Directions — Give the number of lines in the records below that contain the word "this". State only that number.

START Available data

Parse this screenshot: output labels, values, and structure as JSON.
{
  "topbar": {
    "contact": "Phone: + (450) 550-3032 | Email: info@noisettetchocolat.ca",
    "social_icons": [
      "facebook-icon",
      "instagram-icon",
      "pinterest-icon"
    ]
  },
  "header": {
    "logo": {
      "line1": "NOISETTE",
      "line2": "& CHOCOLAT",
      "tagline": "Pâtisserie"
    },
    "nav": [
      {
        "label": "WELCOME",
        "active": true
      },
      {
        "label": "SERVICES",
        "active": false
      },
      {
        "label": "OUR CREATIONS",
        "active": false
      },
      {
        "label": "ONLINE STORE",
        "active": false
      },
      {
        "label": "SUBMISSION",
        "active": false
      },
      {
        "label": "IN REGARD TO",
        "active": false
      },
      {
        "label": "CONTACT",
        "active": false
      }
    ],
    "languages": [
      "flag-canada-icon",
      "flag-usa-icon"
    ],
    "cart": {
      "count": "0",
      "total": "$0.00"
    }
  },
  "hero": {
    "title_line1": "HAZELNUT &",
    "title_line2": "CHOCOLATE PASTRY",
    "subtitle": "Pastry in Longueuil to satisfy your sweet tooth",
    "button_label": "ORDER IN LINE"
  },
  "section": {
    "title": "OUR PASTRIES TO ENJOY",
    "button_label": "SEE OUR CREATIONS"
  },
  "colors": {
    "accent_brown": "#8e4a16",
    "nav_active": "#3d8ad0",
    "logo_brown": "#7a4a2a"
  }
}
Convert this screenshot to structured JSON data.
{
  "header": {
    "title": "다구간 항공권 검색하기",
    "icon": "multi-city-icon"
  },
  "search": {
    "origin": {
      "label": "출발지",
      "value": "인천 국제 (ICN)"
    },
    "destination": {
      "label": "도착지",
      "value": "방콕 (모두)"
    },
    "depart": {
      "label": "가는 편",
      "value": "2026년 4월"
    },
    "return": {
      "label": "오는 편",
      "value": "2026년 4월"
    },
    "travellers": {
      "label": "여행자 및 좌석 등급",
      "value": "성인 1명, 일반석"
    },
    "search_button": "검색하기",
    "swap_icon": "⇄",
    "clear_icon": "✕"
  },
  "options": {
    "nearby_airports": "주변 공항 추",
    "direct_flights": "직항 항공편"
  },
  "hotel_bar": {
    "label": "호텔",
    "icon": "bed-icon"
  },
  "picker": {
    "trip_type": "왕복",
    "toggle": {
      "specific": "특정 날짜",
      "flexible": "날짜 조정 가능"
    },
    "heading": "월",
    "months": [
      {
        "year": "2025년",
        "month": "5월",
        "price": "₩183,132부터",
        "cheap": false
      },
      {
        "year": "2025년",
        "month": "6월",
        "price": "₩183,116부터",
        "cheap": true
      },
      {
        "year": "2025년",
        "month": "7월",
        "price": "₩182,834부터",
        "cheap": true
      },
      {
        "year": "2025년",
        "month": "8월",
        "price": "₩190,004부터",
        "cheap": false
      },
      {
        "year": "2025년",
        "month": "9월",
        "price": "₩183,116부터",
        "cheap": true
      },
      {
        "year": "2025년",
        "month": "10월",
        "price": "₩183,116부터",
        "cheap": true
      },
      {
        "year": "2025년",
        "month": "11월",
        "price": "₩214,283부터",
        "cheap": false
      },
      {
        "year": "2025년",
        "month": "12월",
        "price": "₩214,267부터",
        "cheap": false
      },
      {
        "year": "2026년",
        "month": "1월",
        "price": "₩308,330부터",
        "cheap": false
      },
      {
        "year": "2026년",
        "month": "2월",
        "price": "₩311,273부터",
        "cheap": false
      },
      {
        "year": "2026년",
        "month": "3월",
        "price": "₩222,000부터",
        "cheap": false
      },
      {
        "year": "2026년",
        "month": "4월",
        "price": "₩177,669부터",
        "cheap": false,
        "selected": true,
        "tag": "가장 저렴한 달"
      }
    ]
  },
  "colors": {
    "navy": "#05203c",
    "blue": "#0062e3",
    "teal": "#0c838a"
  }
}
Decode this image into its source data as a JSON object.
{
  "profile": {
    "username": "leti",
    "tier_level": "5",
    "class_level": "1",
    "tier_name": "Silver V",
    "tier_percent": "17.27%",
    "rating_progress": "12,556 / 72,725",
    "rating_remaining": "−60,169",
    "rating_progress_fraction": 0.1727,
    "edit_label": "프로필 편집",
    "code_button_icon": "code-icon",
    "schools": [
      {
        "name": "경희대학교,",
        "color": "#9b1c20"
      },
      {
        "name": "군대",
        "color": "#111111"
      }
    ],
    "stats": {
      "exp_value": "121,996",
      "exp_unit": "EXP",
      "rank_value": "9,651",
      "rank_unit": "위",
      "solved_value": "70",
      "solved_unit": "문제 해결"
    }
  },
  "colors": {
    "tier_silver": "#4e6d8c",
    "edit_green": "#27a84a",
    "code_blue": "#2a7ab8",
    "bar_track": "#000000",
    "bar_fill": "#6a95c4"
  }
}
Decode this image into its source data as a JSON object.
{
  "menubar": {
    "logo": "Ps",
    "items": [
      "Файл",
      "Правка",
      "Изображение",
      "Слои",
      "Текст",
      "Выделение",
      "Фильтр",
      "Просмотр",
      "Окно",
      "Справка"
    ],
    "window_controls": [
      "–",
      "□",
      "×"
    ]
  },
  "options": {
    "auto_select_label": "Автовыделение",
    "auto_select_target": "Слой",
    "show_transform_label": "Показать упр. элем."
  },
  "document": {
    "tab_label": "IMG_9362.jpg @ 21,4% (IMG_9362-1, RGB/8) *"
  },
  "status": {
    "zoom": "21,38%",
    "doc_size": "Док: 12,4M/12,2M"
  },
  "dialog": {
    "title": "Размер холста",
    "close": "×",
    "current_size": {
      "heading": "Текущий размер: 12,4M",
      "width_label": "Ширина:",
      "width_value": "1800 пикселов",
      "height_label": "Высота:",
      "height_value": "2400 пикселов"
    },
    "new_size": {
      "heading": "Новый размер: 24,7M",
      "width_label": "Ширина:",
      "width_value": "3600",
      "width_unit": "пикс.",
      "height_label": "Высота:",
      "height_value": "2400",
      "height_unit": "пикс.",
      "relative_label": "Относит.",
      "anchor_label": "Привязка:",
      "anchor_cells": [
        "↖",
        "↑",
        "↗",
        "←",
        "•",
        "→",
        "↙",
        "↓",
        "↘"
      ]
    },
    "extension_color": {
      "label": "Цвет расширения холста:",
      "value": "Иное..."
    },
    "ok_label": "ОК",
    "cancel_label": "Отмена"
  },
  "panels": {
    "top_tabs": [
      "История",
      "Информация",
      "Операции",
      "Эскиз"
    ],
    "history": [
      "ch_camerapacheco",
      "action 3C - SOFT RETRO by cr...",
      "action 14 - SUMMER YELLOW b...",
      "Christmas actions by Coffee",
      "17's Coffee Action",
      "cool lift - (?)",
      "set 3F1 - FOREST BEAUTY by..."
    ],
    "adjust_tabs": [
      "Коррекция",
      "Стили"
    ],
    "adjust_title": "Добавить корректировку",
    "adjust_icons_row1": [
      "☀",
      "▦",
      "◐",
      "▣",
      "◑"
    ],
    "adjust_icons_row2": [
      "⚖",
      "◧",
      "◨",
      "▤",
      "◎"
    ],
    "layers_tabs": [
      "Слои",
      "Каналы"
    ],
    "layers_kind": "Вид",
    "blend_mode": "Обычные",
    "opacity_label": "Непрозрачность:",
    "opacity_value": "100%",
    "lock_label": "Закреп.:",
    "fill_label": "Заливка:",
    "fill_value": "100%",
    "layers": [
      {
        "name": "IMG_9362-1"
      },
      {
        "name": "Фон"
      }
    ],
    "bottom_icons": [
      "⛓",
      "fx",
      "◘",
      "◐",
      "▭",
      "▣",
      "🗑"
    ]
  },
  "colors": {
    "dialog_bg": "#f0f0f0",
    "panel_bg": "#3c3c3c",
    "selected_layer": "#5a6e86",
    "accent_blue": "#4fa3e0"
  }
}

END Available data

Expected answer — 4